Similarly, when it comes to commodities, markets have become very selective on which they will and will not cover. For example, some markets may find it easier to place coverage for the transport of biofuel commodities, such as soybean oil, and petroleum-based products (which can be determined by whether the product is raw or refined), rather than placing coverage for the transport of food-grade materials like milk or orange juice concentrate.

Other considerations should include coverage for missed deliveries, cleanup when the wrong material is pumped into the wrong tank, spills that occur overnight and more. And, if you are placing an MCS-90 endorsed policy, be sure to note if the insured is a hazmat carrier, which will require a higher minimum.


Adding TPL Coverage to Close Coverage Gaps

While the CA 9948 endorsement can be added to a commercial insurance policy to cover contents being transported, coverage for the loading and offloading of those materials is often excluded. Other potential gaps in CA 9948 coverage include the fact that it only applies to first-party exposure and limits pollution coverage to upset/overturn.

The chart below shows some of the common coverage differences between CA 9948 endorsements and Third-Party Liability (TPL) coverage.

  CA 9948 TPL
First and Third-Party Coverage
Applies to first party exposure only. Pollution policies can include coverage for liability on a first and third (hired) party basis for both inbound and outbound transport.
Vague language. Coverage is limited to upset/overturn and does not apply to vehicles at rest, gradual leaks and vandalism. Affirmative coverage can be obtained for “loading and unloading” within the definitions of the policy. What if transloading from a tanker to a railcar? This can be specifically covered under a TPL policy.
Cleanup Costs
Cleanup costs are covered – however, no coverage is provided for BI or PD. Cleanup costs are covered as well as BI and PD costs.
Bodily Injury and Property Damage Coverage


Vague language. Insuring agreement mentions BI/PD, but BI/PD is not mentioned in “covered pollution cost or expense” definition.

Specifically covered in a TPL policy form.
Not covered. Better coverage forms specifically include “mis-delivery.”
Natural Resource Damage
Not specifically covered. Affirmative coverage is typically included in a TPL form.
Coverage Trigger
Pollution coverage applies only to upset, overturn or damage. Provides coverage for bodily injury, property damage and environmental damage arising from a pollution condition.
What is Covered
Only autos on the commercial auto policy. Coverage can be included for first- and third-party vehicles, along with boat, rail, and rolling stock.
Non-Owned Disposal Sites
Not covered.

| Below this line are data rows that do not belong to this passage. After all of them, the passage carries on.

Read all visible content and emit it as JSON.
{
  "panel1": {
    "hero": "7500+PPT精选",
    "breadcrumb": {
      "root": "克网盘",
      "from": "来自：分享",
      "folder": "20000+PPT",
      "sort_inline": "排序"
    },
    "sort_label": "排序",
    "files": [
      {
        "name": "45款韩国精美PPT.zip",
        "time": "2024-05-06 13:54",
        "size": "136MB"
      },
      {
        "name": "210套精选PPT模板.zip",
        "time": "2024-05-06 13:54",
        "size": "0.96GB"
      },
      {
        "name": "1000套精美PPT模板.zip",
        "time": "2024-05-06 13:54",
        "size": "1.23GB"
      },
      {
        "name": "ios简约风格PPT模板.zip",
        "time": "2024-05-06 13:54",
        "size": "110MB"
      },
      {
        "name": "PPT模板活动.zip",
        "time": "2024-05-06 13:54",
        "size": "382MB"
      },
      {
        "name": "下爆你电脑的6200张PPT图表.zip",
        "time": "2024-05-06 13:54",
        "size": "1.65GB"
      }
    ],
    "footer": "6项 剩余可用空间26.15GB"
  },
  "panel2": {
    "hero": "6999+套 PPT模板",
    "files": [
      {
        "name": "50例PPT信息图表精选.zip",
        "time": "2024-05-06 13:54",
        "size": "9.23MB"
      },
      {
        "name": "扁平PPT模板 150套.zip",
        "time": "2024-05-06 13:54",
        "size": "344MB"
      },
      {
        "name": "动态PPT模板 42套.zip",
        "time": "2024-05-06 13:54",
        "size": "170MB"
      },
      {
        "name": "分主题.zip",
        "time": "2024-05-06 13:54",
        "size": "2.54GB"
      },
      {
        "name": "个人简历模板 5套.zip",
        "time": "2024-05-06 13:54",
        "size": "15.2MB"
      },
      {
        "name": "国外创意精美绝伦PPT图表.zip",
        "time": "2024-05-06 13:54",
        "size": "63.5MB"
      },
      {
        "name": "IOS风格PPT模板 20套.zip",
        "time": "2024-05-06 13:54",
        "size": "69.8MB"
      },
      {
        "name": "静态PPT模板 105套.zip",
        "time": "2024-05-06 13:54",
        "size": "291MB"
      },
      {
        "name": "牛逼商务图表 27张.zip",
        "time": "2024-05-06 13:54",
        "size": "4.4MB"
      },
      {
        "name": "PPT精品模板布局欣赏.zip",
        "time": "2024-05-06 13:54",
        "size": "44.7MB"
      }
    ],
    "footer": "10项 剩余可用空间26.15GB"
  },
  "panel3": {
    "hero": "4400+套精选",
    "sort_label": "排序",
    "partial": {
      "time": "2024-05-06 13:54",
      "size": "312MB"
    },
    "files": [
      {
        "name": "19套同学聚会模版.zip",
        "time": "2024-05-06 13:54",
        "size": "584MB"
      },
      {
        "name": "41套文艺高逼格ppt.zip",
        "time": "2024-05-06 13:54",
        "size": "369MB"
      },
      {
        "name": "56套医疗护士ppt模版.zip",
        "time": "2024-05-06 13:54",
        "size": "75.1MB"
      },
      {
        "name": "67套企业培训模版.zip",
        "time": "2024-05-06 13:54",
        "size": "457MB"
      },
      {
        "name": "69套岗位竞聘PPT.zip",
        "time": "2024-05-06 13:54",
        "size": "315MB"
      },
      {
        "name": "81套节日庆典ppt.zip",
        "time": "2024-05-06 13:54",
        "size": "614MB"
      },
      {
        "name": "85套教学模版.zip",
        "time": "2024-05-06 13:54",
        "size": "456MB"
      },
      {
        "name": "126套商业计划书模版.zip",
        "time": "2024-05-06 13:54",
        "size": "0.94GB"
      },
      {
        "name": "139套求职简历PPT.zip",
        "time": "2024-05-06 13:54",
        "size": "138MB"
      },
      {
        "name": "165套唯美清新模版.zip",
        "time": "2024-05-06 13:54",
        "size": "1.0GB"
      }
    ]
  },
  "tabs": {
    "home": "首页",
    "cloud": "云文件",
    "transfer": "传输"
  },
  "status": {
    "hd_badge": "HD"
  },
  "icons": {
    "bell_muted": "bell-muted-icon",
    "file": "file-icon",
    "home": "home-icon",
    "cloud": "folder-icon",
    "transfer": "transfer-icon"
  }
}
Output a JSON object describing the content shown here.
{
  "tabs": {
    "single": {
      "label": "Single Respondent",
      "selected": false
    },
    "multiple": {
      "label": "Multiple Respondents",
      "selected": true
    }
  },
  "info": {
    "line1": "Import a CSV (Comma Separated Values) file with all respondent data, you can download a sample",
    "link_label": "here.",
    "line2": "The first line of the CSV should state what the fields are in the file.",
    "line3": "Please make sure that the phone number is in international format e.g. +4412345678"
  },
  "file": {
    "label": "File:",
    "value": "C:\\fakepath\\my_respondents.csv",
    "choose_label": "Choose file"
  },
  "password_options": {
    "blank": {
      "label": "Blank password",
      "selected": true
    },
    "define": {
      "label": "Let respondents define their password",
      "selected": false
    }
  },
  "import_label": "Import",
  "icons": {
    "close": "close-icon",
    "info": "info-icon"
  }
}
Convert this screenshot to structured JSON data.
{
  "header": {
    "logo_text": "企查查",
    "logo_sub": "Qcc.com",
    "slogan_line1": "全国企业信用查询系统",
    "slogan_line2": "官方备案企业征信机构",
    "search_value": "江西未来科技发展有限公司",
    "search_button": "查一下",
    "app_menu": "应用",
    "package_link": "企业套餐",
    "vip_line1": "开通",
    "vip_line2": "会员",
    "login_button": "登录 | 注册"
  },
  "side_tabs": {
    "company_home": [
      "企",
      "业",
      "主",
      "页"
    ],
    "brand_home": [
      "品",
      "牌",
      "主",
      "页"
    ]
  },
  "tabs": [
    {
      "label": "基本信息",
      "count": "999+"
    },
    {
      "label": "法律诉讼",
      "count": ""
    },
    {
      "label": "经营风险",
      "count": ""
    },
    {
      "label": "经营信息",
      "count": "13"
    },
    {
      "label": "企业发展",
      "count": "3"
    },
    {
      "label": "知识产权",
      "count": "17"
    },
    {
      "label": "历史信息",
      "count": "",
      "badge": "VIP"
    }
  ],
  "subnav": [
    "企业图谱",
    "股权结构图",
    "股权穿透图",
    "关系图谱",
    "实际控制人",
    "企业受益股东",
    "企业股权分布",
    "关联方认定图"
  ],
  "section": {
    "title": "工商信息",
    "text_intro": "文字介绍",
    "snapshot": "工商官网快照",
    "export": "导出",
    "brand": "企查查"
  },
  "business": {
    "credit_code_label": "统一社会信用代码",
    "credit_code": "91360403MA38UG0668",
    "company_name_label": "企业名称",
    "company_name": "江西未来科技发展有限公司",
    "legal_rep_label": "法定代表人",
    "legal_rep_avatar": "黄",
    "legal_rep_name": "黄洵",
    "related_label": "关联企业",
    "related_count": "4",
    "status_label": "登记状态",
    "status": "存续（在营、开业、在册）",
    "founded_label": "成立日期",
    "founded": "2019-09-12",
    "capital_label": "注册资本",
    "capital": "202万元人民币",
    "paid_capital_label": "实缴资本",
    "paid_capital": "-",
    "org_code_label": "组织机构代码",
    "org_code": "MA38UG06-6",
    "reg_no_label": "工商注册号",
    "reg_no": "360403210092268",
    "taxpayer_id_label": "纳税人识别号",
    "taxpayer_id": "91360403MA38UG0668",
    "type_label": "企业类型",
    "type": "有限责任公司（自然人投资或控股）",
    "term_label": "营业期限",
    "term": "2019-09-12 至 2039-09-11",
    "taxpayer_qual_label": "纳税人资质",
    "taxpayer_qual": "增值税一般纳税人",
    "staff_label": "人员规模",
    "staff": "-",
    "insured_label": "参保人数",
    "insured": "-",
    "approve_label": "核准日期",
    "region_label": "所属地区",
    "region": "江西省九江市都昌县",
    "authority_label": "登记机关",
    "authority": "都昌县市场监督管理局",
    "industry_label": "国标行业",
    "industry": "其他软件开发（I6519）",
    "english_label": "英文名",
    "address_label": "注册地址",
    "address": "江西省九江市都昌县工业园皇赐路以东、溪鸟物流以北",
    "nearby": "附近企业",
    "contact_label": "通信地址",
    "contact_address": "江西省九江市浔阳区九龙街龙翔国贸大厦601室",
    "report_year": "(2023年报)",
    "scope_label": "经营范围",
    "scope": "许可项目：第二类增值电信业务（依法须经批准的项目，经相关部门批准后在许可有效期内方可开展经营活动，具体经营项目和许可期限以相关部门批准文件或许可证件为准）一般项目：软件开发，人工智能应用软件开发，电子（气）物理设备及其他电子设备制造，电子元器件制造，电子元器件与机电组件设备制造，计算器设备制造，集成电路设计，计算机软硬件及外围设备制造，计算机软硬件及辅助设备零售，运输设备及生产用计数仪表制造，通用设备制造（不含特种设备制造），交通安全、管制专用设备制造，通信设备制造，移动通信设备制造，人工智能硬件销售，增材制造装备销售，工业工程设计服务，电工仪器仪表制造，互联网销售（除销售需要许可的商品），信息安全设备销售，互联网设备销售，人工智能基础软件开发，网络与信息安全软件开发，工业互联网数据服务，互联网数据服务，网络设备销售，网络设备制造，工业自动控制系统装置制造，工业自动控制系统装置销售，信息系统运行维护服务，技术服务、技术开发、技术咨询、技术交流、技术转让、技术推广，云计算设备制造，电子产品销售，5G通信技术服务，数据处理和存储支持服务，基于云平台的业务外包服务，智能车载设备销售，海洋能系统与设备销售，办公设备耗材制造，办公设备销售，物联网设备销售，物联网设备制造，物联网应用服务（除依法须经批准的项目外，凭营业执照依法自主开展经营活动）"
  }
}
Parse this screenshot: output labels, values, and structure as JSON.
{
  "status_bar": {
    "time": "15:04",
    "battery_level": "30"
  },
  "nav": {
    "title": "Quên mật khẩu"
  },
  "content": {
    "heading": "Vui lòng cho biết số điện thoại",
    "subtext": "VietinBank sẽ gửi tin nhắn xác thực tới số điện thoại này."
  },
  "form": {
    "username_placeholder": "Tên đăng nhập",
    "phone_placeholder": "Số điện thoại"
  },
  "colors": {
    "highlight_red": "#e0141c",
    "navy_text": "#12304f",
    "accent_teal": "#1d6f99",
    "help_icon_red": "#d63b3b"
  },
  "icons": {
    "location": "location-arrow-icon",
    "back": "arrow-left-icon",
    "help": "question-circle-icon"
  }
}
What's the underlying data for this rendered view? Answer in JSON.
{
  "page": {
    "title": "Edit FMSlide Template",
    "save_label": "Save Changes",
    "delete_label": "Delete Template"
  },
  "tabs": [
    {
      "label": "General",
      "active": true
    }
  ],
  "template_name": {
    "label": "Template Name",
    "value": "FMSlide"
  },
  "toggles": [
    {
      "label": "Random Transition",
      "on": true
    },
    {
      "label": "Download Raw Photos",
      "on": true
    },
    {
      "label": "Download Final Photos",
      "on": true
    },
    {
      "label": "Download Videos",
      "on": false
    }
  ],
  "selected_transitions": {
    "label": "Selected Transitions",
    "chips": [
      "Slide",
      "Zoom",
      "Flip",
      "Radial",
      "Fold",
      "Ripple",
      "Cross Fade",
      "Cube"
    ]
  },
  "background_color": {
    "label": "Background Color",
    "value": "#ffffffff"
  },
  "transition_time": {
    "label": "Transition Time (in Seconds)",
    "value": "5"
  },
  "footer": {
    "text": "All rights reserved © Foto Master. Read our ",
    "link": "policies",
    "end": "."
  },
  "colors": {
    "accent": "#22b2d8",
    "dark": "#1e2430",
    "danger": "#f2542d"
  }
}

Coverage can be included for waste disposal at non-owned location.


Choose an Experienced Partner

The costs of clean-up and regulatory actions after a pollutant release in an auto accident can be enormous. Businesses engaged in this activity, even sporadically, need to understand the limits of the various options they have for insuring themselves against these risks.

Having an insurance partner who knows where to find these gaps in policies can be key to saving you headaches down the road – no pun intended. The specialists at Amwins know what they’re doing and are ready to work with you to understand your clients’ exposure.